Yishtabach mode

The Yishtabach mode is a variant of the Magein Avot scale that flattens the second scale degree. This scale resembles the Western Phrygian scale or the Arabic maqam Kurd.

Adonai (HaShem) Malach mode

a visual representation of the Adona Malach scale D, E, F♯, G, A, B, C, D
Basic Adonai Malach scale (Adonai malakh mode on D)
Adonai malakh mode on C.[5] Play

The Adonai malach (literally: God Reigns) mode consists of a major scale with a lowered (minor) seventh and tenth. This mode has a majestic feel to it and is used for a number of services that require a grand atmosphere. Traditionally, it is used for psalms 95–99 in Kabbalat Shabbat, Lekhah Dodi in Kabbalat Shabbat, and the Friday night Kiddush. On Shabbat morning it is used for the Avot and G'vurot, during the Torah service, and on Rosh Chodesh when blessing the new month. Adonai Malach mode is also used at various times during the High Holidays when a majestic quality is required, such as the Shofar service, and parts of the Amidah. In High Holiday contexts, the seventh and tenth degrees are often raised, causing the mode to strongly resemble the classical major scale.[6]

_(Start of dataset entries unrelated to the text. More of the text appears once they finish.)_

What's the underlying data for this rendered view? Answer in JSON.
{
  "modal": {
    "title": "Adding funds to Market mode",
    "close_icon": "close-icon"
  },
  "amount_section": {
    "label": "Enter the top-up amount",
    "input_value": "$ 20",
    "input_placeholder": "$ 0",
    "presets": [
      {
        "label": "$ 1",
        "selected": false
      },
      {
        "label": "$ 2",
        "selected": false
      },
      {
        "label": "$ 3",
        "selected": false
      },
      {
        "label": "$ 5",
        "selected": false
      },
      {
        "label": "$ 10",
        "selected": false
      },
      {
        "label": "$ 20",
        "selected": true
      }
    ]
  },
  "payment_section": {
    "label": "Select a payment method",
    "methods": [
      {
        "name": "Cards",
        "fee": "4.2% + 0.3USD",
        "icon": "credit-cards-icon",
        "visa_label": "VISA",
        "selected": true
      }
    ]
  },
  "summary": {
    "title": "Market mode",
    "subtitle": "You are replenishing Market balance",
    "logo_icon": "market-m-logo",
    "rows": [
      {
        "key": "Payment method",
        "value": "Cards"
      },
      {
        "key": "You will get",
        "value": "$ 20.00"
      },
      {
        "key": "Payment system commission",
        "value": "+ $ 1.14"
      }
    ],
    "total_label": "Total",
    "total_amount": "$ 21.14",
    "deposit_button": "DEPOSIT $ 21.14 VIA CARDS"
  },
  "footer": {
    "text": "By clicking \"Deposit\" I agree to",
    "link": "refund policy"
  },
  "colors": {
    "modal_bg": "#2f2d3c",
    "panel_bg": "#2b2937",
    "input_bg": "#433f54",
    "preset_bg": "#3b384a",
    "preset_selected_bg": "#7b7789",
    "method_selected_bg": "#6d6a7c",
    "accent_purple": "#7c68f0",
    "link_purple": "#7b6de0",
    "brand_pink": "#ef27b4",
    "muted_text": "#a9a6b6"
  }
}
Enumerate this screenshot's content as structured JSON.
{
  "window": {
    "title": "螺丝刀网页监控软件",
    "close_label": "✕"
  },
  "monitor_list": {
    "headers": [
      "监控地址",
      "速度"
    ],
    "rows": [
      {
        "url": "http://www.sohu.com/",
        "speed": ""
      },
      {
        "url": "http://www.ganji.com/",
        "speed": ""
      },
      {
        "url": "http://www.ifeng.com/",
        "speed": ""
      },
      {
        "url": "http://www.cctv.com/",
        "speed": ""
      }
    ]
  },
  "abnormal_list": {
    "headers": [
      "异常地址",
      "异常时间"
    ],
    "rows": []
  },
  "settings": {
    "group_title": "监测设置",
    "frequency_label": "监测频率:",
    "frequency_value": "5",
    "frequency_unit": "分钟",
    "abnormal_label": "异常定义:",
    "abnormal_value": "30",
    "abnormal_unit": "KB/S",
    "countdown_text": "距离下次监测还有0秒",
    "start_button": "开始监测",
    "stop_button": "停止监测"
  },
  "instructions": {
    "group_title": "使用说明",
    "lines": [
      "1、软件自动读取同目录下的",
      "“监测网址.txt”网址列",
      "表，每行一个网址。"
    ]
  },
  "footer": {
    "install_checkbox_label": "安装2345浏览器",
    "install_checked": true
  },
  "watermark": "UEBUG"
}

"Adonai malakh" ("God is King"), a line from Psalm 93, is set using the Adonai malakh scale at the close of the introduction to the Kabalat Shabat (Friday evening synagogue service).[7]

It adds flats as it goes higher, and its pitch set is similar to the Persian Dastgāh-e Māhur and Russian Obikhod scale.


Maneuvers[clarification needed] are used within prayer chants in order to change the mood and mode during prayer. There are a few characteristic moves that cantors tend to use in order to modulate through various modes. Two of the most common maneuvers are the Yishtabach maneuver and the Sim Shalom maneuver.

Yishtabach maneuver

The Yishtabach maneuver moves from Magein Avot to Adonai Malach on the 4th degree of the scale. It then moves through Ukrainian Dorian and back to Magein Avot. This maneuver helps to highlight the grandeur of the proclamation of God's name that occurs in the final blessing of the Shabbat morning service.[8]

Sim Shalom maneuver

The Sim Shalom maneuver, which is named after the Sim Shalom prayer, in which it often occurs, begins in Ahavah Rabbah, and modulates to the major key on the fourth degree of the scale. It also uses Ukrainian Dorian as a shift back to the original Ahavah Rabbah.[9]


  1. ^ Cohon, 17
  2. ^ Cohon, 11
  3. ^ Cohon, 52
  4. ^ Cohon, 107–110
  5. ^ Gottlieb, Jack (2004). Funny, It Doesn't Sound Jewish, p.11. ISBN 9780844411309.
  6. ^ Cohon, 142–143
  7. ^ Gottlieb (2004), p.122.
  8. ^ Cohon, 90
  9. ^ Cohon, 91

Works cited

Further reading